CHoR is having a better week than a physician’s network affiliated with Boston Children’s Hospital. Pediatric Physician’s Organization at Children’s (PPOC) is the victim of a malware attack affecting computer systems at about 500 affiliated physicians and clinicians. The impacted systems have been quarantined and does not affect BCH. Becker’s Hospital Review, Health IT Security  Health IT Security also rounds up other recent data breaches, hacks, and phishing attacks.

Distance concierge medicine: telemedicine connects US doctors to Chinese patients

Another ‘burden shift’ in medical care. As we in the US wrestle with the issues of telemedicine, cross-state consults, and payment parity, companies are finding a niche in cross-border international virtual consults. A startup in NYC, Docflight, now connects Chinese patients to a claimed several hundred US doctors from prestigious medical centers: Dana-Farber Cancer Center, NYU Langone, Brigham and Women’s Hospital, Massachusetts General, New York-Presbyterian, and others. Founded by Sally Wang, an attorney with a MPH, she developed the idea after negotiating the US healthcare system for her mother with breast cancer and considering how difficult it would be in China to do the same.

The patients pay an upfront fee of about $2,000 in what is essentially long-distance concierge medicine. Docflight first screens the patient, then recommends an appropriate specialist. Once matched, Docflight collects the patient’s medical records (machine translated then human reviewed) and schedules the consult time. The US doctor then advises their Chinese patient on health issues and performs a virtual visit, often with an attending Chinese doctor, and offers recommendations for treatment in an average 45 minute session. The doctors cannot prescribe, perform treatments or procedures. 

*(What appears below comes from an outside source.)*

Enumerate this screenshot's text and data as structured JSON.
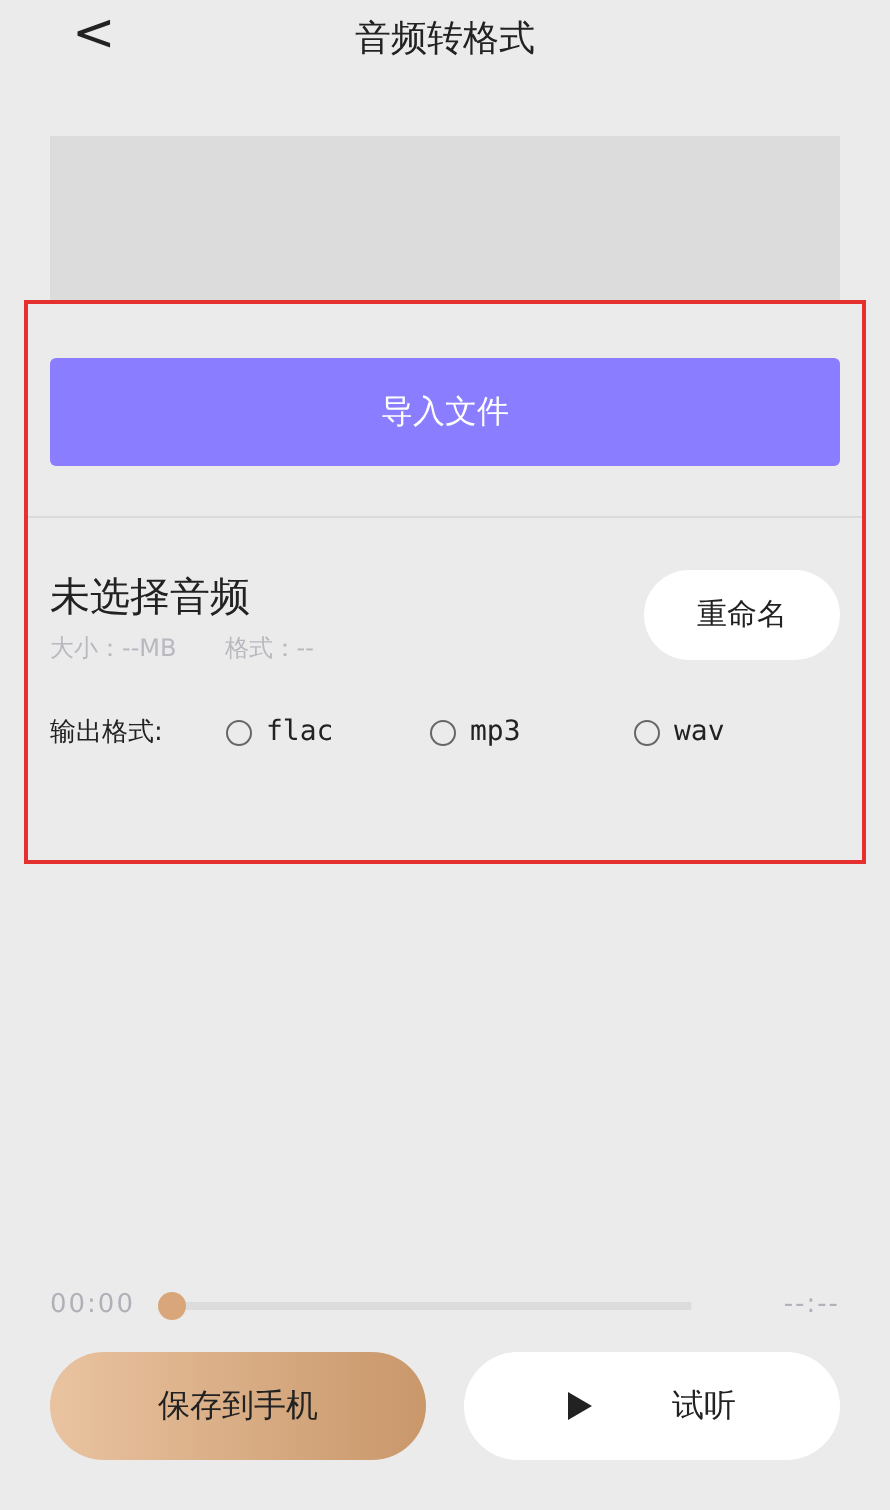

China has a burgeoning middle class and an aging population, which in combination with the hospital-based system of care in China means that individual patients receive little time with a physician, don’t have a personal relationship with one or more doctors, and don’t expect much of a personal relationship with their doctor. Their government is trying to swing the balance to a primary care model, but with 1.4 bn people that will take awhile. Telehealth and remote patient monitoring is one avenue being explored [TTA 12 Oct 16] but for acute care, a different model is needed. For the Chinese middle class, Docflight is an alternative to medical tourism, a time-tested safety valve for the affluent commonplace for patients from Canada, Latin America, the Middle East, and Asia to international medical centers, though Docflight will arrange such trips to the US.

It’s reasonable that healthcare crosses borders to increase access and overcome language barriers. We’ve previously profiled Mexico’s Salud Interactiva, which provides telephonic consults within the country plus select services through partners ConsejoSano (US) and Konsulta MD (Philippines) [TTA 16 Aug]. Dictum Health, an early-stage health tech company dual-headquartered in Dubai and Oakland, Calif., provides telehealth/telemedicine services long-distance to clinics in Costa Rica, refugee camps in Jordan, and oil rigs [TTA 19 Sep]. Crossing borders to burden-shift care and using technology to facilitate it is a trend to watch for in 2018. NBC News (video)Bold Global Media (video)Crunchbase  Hat tip to reader Jeanmarie Tenuto of Healthcare Technical Solutions.